When British Columbia’s New Democratic government announced in February plans to develop a universal child care system, its architects looked to Quebec for lessons. Currently in British Columbia there are only enough child care spaces to serve 18 percent of the children in the province. In this year’s budget, the province announced a three-year, CAN$1 billion (US$790 million) investment in the system including the creation of 22,000 new spaces and increased subsidies for low- and middle-income families. Quebec has offered a highly subsidized universal daycare program since 1997. Quebec’s program is credited with enabling 87 percent of women to participate in the workforce, one of the highest rates in the world.

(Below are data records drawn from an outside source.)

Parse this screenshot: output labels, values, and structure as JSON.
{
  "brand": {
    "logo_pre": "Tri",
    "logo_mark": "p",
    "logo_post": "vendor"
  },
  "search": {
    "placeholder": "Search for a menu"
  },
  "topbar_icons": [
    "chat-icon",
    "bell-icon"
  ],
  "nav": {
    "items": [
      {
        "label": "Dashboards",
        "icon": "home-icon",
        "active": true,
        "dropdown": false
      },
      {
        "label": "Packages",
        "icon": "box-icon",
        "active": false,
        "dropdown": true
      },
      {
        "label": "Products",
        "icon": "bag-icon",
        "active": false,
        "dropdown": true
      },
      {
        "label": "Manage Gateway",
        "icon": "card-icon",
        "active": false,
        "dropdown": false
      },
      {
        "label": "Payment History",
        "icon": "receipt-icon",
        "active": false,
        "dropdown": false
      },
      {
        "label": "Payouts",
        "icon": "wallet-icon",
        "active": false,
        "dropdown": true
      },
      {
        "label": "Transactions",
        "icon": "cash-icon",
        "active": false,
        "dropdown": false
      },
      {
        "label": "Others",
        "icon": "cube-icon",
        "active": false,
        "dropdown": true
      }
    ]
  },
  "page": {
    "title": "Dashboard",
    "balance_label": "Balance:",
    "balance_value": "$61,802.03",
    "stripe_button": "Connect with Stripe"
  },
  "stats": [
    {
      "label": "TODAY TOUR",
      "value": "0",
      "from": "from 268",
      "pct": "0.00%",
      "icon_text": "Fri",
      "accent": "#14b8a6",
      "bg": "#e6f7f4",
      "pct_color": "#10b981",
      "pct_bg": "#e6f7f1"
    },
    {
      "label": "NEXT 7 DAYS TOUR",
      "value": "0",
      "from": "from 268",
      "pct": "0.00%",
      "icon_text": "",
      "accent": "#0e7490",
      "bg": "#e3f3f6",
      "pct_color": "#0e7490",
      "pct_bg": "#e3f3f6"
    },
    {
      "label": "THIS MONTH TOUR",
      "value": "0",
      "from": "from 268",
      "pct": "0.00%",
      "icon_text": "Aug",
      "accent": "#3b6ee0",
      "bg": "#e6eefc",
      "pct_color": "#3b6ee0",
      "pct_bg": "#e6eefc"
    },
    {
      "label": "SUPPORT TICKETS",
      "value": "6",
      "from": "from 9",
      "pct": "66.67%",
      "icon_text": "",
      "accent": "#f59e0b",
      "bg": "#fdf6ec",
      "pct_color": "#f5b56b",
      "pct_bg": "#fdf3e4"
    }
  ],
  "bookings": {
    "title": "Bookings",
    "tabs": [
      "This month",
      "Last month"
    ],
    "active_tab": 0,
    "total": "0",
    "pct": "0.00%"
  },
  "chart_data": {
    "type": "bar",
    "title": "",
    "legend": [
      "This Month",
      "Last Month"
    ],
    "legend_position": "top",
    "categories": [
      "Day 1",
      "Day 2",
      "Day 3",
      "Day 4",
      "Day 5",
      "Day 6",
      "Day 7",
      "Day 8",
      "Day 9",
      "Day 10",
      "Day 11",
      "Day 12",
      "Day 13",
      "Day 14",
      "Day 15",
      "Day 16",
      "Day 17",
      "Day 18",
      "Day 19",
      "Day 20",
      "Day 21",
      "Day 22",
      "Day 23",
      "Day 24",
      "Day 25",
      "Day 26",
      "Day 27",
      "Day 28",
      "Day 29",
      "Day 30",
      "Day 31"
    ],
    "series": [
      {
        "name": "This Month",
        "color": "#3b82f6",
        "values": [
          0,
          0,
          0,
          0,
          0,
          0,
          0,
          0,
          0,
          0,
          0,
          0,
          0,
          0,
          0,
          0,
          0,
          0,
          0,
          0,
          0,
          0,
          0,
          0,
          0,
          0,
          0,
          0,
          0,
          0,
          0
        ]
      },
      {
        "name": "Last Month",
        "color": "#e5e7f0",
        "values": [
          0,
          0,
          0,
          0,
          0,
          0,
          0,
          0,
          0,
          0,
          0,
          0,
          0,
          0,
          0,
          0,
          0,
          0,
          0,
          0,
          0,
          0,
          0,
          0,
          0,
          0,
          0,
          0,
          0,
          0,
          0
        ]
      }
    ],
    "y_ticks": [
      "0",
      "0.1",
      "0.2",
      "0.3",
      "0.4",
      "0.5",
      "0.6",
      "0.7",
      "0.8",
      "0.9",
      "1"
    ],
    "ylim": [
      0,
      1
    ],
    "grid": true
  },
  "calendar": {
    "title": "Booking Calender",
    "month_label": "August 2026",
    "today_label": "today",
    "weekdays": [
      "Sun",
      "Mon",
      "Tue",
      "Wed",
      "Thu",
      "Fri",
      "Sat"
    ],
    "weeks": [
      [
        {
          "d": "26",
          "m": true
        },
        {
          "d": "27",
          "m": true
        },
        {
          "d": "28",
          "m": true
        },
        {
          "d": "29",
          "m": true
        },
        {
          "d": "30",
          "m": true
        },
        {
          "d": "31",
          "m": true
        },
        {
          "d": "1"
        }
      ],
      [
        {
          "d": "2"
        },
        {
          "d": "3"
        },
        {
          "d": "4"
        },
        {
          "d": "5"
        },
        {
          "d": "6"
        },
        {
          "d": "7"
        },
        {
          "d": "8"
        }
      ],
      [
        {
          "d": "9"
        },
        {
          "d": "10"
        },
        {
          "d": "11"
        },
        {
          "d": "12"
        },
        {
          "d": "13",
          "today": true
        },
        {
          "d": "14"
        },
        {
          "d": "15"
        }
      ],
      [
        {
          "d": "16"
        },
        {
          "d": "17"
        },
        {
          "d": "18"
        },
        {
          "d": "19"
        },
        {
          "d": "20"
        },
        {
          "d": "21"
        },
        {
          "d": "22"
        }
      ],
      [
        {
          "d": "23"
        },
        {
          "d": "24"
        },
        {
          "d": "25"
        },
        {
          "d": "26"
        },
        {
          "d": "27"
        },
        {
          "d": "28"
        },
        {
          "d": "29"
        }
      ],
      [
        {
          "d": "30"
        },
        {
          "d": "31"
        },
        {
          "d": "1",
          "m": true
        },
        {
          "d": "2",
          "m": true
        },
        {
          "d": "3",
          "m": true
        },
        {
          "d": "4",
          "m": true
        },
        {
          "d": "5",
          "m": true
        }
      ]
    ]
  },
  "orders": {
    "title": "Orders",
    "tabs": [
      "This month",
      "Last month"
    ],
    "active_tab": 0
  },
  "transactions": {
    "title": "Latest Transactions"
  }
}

Pierre Fortin, an economist at the University of Quebec said that while the system has been very successful at allowing women to work and in recouping its investments in that way, “…there are a lot of challenges remaining to get the best education and health quality standards.” For more see The Star.
Hong Kong Chief Executive Carrie Lam Cheng Yuet-ngor has announced a plan to provide annual subsidies of HK$40,000 (US$5,096) for primary schools and HK$70,000 (US$8,917) for secondary schools to buy books and promote a “reading culture” among students. This funding, which will begin with the 2018-19 school year, will replace a similar subsidy plan that was discontinued in 2016. The government will also explore providing additional support to promote reading in the pre-primary sector. In her announcement this week, Ms. Lam explained that teachers will have flexibility in implementing the plan: “I am sure teachers are very innovative, so they will find the best way to promote reading among the students.” She pointed to collaboration between schools and public libraries as one way to provide more reading activities for students. Read more from The South China Morning Post and The Standard.
The Seoul Metropolitan Office of Education (SMOE) and the Seoul Metropolitan Government jointly released a plan to make the South Korean capital a “future education city” by 2021.The four-year project is intended to ensure that students are ready for jobs of the future and is being funded with US$1.76 billion. The plan outlines four major goals: boosting youth creativity, increasing the number of science classes, providing early career experience opportunities, and encouraging lifelong education. Classrooms will be upgraded to offer wireless internet and teachers and students will use smart devices in class. The city will create a collaborative “maker space” using high-tech tools and increase the number of “job experience” centers that let students explore career options. The SMOE plans to operate 52 model schools in the capital by 2021. Read more in The Korea Times.